Open internet advocates argue that without net neutrality, the emergence of the next Facebook or YouTube might be imperiled, because broadband providers could discriminate against such services in favor of their own offerings. Free speech advocates say that the FCC's policy is necessary to maintain the internet as an open platform for political organizing and activism.
Today's ruling is a victory for consumers and innovators.
In their legal challenge, the nation's largest cable and phone companies argued that the FCC overstepped its authority in 2015 by reclassifying internet service providers, or ISPs, as "common carriers" under Title II of the Communications Act.
By doing so, the FCC claimed the authority to apply utility-style regulations originally designed for phone service to broadband internet access, in order to prohibit blocking, throttling, and paid prioritization deals, in which ISPs like Comcast, Verizon and AT&T favor certain content to the detriment of rivals.
"Today's ruling proves the FCC chose the correct legal path to protect internet users from discrimination by AT&T, Comcast, Verizon and other broadband providers," Free Press President and CEO Craig Aaron said in a statement. "The agency can now stay focused on safeguarding the open communications networks that power our democracy and our economy and on promoting broadband competition, privacy and affordable internet access for everyone."
Leading up to the verdict, net neutrality advocates were optimistic, in part because the DC Circuit signalled in 2014 that the FCC would be on stronger legal ground if it reclassified broadband companies as common carriers. The FCC decided to follow what it called the court's "roadmap," and in doing so, prevailed.

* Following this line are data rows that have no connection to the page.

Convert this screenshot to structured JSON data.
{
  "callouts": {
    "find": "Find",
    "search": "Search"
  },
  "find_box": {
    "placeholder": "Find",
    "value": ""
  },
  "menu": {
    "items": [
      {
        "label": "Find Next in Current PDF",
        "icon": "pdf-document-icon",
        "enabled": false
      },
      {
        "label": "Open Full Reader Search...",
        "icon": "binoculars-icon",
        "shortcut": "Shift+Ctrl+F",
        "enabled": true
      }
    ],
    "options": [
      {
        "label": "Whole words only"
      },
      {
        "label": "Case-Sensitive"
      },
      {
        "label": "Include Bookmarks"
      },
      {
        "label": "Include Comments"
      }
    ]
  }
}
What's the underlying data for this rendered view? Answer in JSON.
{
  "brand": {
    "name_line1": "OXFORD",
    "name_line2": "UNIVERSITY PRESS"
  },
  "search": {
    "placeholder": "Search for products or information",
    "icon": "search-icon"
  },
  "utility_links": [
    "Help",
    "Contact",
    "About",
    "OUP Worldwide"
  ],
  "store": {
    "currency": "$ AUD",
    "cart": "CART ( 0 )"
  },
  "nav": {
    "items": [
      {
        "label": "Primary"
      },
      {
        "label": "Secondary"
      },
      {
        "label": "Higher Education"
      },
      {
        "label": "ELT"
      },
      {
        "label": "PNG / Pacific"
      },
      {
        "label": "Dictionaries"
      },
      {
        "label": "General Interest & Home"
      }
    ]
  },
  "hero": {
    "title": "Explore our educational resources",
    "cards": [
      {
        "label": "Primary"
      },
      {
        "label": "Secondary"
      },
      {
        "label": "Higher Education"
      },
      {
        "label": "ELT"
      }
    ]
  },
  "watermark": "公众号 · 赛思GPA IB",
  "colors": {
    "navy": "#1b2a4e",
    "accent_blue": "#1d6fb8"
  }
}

For FCC Chairman Tom Wheeler, the court ruling amounts to a vindication of the centerpiece of an ambitious agenda defined by his surprising willingness to challenge powerful industry interests.
Wheeler, who spent decades as a wireless and cable industry lobbyist, has emerged as an unlikely public interest hero, after fighting for strong net neutrality rules, encouraging community broadband networks, and working to expand internet access in low-income communities. (One blot on his Wheeler's record, according to some public interest groups? His support for Charter's mega-merger with Time Warner Cable.)
Even as the broadband industry mulls an appeal of its DC Circuit defeat to the Supreme Court, many of the nation's cable and telecom giants are experimenting with ways to get around the FCC's policy. One such practice, known as "zero-rating," undermines net neutrality, according to open internet advocates, because it involves broadband companies favoring certain services by not counting them against monthly data caps.
Meanwhile, Republicans in Congress are waging a relentless campaign to undermine FCC policies on net neutrality and several other issues, including the agency's Lifeline expansion and and its support for community broadband networks. Just last month, GOP lawmakers ignored a veto threat from Obama and passed legislation that open internet advocates say would eviscerate the FCC's net neutrality rules.
This is a developing story. Please check back for updates.